The store in Belvidere was opened in 1965 and has gone through several expansions. Following the Belvidere tornado in 1967, the store was rebuilt and reopened for business later that year. In 2008, Pacemaker Countryside Market opened in Poplar Grove, as the family began to advertise under “Countryside Markets” to reflect the simple family tradition of country hospitality and service. There is also a location in Durand, Ill. All three stores are full-service grocery stores with deli, bakery, meat, produce and grocery departments.

“Boone County has been good to us,” says co-owner Sheri Casey, who runs the business with brother Tony. “The people here are an extension of our family. We’ve tried to help the nonprofit organizations in our community and still conduct business. “We hope we’ve done some good for our community and that people will continue to shop with us.”

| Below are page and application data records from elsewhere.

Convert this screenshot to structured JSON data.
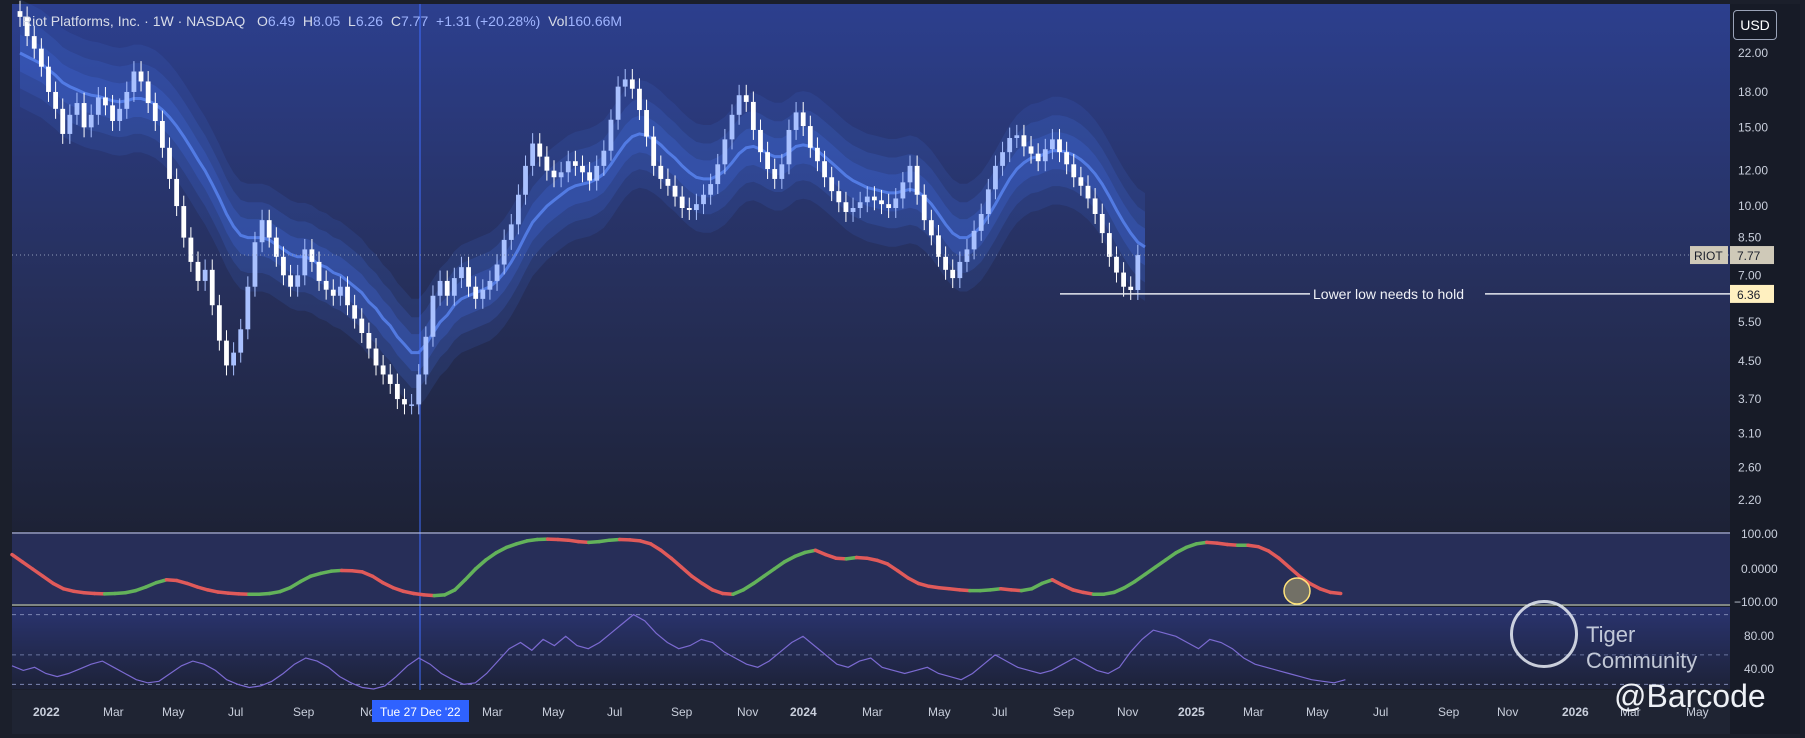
{
  "header": {
    "symbol_name": "Riot Platforms, Inc.",
    "interval": "1W",
    "exchange": "NASDAQ",
    "open_label": "O",
    "open": "6.49",
    "high_label": "H",
    "high": "8.05",
    "low_label": "L",
    "low": "6.26",
    "close_label": "C",
    "close": "7.77",
    "change": "+1.31 (+20.28%)",
    "vol_label": "Vol",
    "volume": "160.66M"
  },
  "currency_button": "USD",
  "watermark": {
    "brand": "Tiger Community",
    "handle": "@Barcode"
  },
  "colors": {
    "up": "#a9c1ff",
    "down": "#ffffff",
    "ribbon": "#3f68d6",
    "ribbon_teal": "#3fb8a8",
    "osc_up": "#63b25a",
    "osc_down": "#e05a5a",
    "rsi": "#7b6ad1",
    "accent": "#2f62ff"
  },
  "chart_data": {
    "type": "candlestick",
    "scale": "log",
    "price_axis_ticks": [
      "22.00",
      "18.00",
      "15.00",
      "12.00",
      "10.00",
      "8.50",
      "7.00",
      "5.50",
      "4.50",
      "3.70",
      "3.10",
      "2.60",
      "2.20"
    ],
    "price_axis_values": [
      22,
      18,
      15,
      12,
      10,
      8.5,
      7,
      5.5,
      4.5,
      3.7,
      3.1,
      2.6,
      2.2
    ],
    "time_axis_ticks": [
      "2022",
      "Mar",
      "May",
      "Jul",
      "Sep",
      "No",
      "Mar",
      "May",
      "Jul",
      "Sep",
      "Nov",
      "2024",
      "Mar",
      "May",
      "Jul",
      "Sep",
      "Nov",
      "2025",
      "Mar",
      "May",
      "Jul",
      "Sep",
      "Nov",
      "2026",
      "Mar",
      "May"
    ],
    "crosshair_date": "Tue 27 Dec '22",
    "price_labels": [
      {
        "name": "RIOT",
        "value": "7.77"
      },
      {
        "name": "",
        "value": "6.36"
      }
    ],
    "support_line": {
      "value": 6.36,
      "label": "Lower low needs to hold"
    },
    "oscillator_ticks": [
      "100.00",
      "0.0000",
      "−100.00"
    ],
    "rsi_ticks": [
      "80.00",
      "40.00"
    ],
    "closes": [
      26.5,
      24,
      22.5,
      20.5,
      18,
      16.5,
      14.5,
      16,
      17,
      15,
      16,
      17.5,
      16.8,
      15.5,
      16.5,
      18,
      20,
      19,
      17,
      15.5,
      13.5,
      11.5,
      10,
      8.5,
      7.5,
      6.8,
      7.2,
      6,
      5,
      4.4,
      4.7,
      5.3,
      6.6,
      8.3,
      9.3,
      8.5,
      7.7,
      7,
      6.6,
      7,
      8,
      7.5,
      6.8,
      6.5,
      6.3,
      6.6,
      6,
      5.6,
      5.2,
      4.8,
      4.4,
      4.2,
      4,
      3.7,
      3.6,
      3.6,
      4.2,
      5.1,
      6.3,
      6.8,
      6.3,
      6.9,
      7.3,
      6.6,
      6.2,
      6.5,
      6.8,
      7.4,
      8.4,
      9.1,
      10.6,
      12.3,
      13.8,
      12.9,
      12,
      11.6,
      11.9,
      12.6,
      12.3,
      11.9,
      11.4,
      12.3,
      13.3,
      15.6,
      18.5,
      19.2,
      18.3,
      16.4,
      14.3,
      12.3,
      11.5,
      11.1,
      10.5,
      9.9,
      9.8,
      10.1,
      10.6,
      11.2,
      12.4,
      14.1,
      16,
      17.7,
      17.1,
      14.8,
      13.2,
      12.1,
      11.5,
      12.4,
      14.8,
      16.2,
      15.1,
      13.5,
      12.6,
      11.6,
      10.8,
      10.2,
      9.7,
      9.9,
      10.2,
      10.5,
      10.3,
      10.1,
      9.9,
      10.4,
      11.3,
      12.3,
      10.6,
      9.3,
      8.6,
      7.7,
      7.2,
      6.9,
      7.5,
      8,
      8.8,
      9.6,
      10.9,
      12.3,
      13.2,
      14.2,
      14.4,
      13.6,
      13.1,
      12.6,
      13.4,
      14.1,
      13.2,
      12.4,
      11.6,
      11.1,
      10.4,
      9.6,
      8.7,
      7.7,
      7.1,
      6.6,
      6.49,
      7.77
    ],
    "ribbon_mid": [
      22,
      21.6,
      21.2,
      20.8,
      20.2,
      19.6,
      18.9,
      18.5,
      18.2,
      17.9,
      17.7,
      17.6,
      17.4,
      17.2,
      17.1,
      17.2,
      17.4,
      17.4,
      17.2,
      16.9,
      16.4,
      15.8,
      15.1,
      14.3,
      13.5,
      12.7,
      12,
      11.2,
      10.4,
      9.6,
      9,
      8.6,
      8.5,
      8.5,
      8.5,
      8.4,
      8.2,
      8,
      7.8,
      7.7,
      7.7,
      7.6,
      7.4,
      7.3,
      7.1,
      7,
      6.8,
      6.6,
      6.4,
      6.1,
      5.9,
      5.6,
      5.4,
      5.1,
      4.9,
      4.7,
      4.7,
      4.9,
      5.2,
      5.5,
      5.7,
      6,
      6.2,
      6.3,
      6.4,
      6.5,
      6.6,
      6.8,
      7.1,
      7.5,
      8,
      8.6,
      9.2,
      9.6,
      10,
      10.3,
      10.6,
      10.9,
      11.1,
      11.2,
      11.3,
      11.5,
      11.8,
      12.4,
      13.1,
      13.8,
      14.3,
      14.5,
      14.4,
      14.1,
      13.7,
      13.2,
      12.8,
      12.3,
      11.9,
      11.6,
      11.5,
      11.5,
      11.7,
      12,
      12.5,
      13.1,
      13.5,
      13.6,
      13.4,
      13.1,
      12.9,
      12.9,
      13.2,
      13.6,
      13.7,
      13.6,
      13.3,
      12.9,
      12.5,
      12.1,
      11.7,
      11.4,
      11.2,
      11,
      10.9,
      10.8,
      10.7,
      10.7,
      10.8,
      10.9,
      10.8,
      10.5,
      10.1,
      9.6,
      9.1,
      8.7,
      8.5,
      8.5,
      8.7,
      9,
      9.5,
      10.1,
      10.8,
      11.5,
      12.1,
      12.5,
      12.8,
      12.9,
      13.1,
      13.3,
      13.3,
      13.2,
      13,
      12.7,
      12.3,
      11.8,
      11.2,
      10.5,
      9.8,
      9.2,
      8.7,
      8.3,
      8.1
    ],
    "oscillator": [
      40,
      20,
      0,
      -20,
      -40,
      -55,
      -62,
      -66,
      -68,
      -69,
      -68,
      -66,
      -60,
      -50,
      -38,
      -30,
      -32,
      -40,
      -50,
      -58,
      -64,
      -67,
      -69,
      -70,
      -70,
      -68,
      -63,
      -52,
      -35,
      -20,
      -12,
      -6,
      -4,
      -5,
      -8,
      -20,
      -38,
      -52,
      -62,
      -68,
      -72,
      -74,
      -72,
      -58,
      -30,
      0,
      25,
      45,
      60,
      70,
      78,
      82,
      83,
      82,
      80,
      76,
      74,
      76,
      80,
      82,
      81,
      78,
      70,
      52,
      30,
      5,
      -20,
      -40,
      -58,
      -68,
      -70,
      -58,
      -40,
      -20,
      0,
      20,
      35,
      46,
      52,
      40,
      30,
      28,
      32,
      30,
      24,
      14,
      -5,
      -25,
      -40,
      -48,
      -52,
      -55,
      -58,
      -60,
      -60,
      -58,
      -55,
      -58,
      -60,
      -55,
      -40,
      -30,
      -45,
      -58,
      -65,
      -70,
      -70,
      -65,
      -52,
      -35,
      -15,
      5,
      25,
      45,
      60,
      70,
      74,
      72,
      68,
      66,
      66,
      62,
      50,
      30,
      5,
      -20,
      -40,
      -55,
      -65,
      -68
    ],
    "rsi": [
      45,
      42,
      44,
      40,
      38,
      40,
      43,
      46,
      48,
      44,
      40,
      36,
      34,
      35,
      40,
      45,
      48,
      46,
      42,
      36,
      33,
      31,
      32,
      35,
      40,
      46,
      50,
      48,
      44,
      38,
      34,
      31,
      30,
      32,
      38,
      45,
      50,
      46,
      40,
      36,
      33,
      34,
      40,
      48,
      56,
      60,
      55,
      62,
      58,
      64,
      58,
      56,
      60,
      66,
      72,
      78,
      74,
      66,
      60,
      56,
      58,
      62,
      60,
      54,
      50,
      46,
      44,
      48,
      54,
      60,
      64,
      58,
      52,
      46,
      44,
      48,
      50,
      44,
      42,
      40,
      42,
      44,
      40,
      38,
      36,
      40,
      46,
      52,
      48,
      44,
      42,
      40,
      42,
      46,
      50,
      46,
      42,
      40,
      44,
      54,
      62,
      68,
      66,
      64,
      60,
      56,
      62,
      60,
      56,
      50,
      46,
      44,
      42,
      40,
      38,
      36,
      35,
      34,
      36
    ]
  }
}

Poplar Grove State Bank

Poplar Grove State Bank was organized and chartered in Poplar Grove in 1946. In 1962, the Kniep family purchased controlling interest in the bank. Thomas Kniep, at age 86, is still the chairman of the bank. His son, Kent, joined the bank in 1980 and has been president since 1991. Three of the bank’s 14 employees are family and 4 of the 5 board of directors are family.

“Boone County has not only been a great place to operate a business but also a great place to raise a family,” says Kent. “We’ve seen many changes over the years. The biggest change has been in technology with internet banking, debit cards and ATMs. Another change has been with banking regulations. For instance in 1980 we would finance a home with the borrower signing a note and mortgage. Today, with regulations, that same financing would result in 13 or more forms totaling over 60 pages.”

RJ Daniels Fuel and Tire

RJ Daniels Fuel and Tire is a business that offers tires from as small as lawn mower tires to as large as farm tractor tires and everything in between. The business also offers automotive repair and lawn equipment sales and service. The business was started in 1969 by RJ Daniels, who now spends the majority of his time farming. The business is now managed by his daughter, Ang.

Ang started helping her dad while still in high school in 1978 and has at one time or another worked in each area of the business. “One of the best parts of the business is our employees. They are like family,” she says. “We also have great customers that are a joy to do business with. I’m one of the lucky few that can say I enjoy going to work.”

Stylehouse Furniture

Stylehouse Furniture was founded after the owner, Richard, worked as a manager of another furniture store for 11 years. In 1977, he and his wife, Gail, purchased its current building and changed the name of the store to Style House. After Richard died in 2009, their son Larry became more involved with the business.

Stylehouse has more than 45 different styles of products. “We enjoy working with the public,” says Gail. “It’s a nice feeling helping people furnish their home. We’ve been around so long, we’re now working with third generation family members. This is a pleasant business to be in.”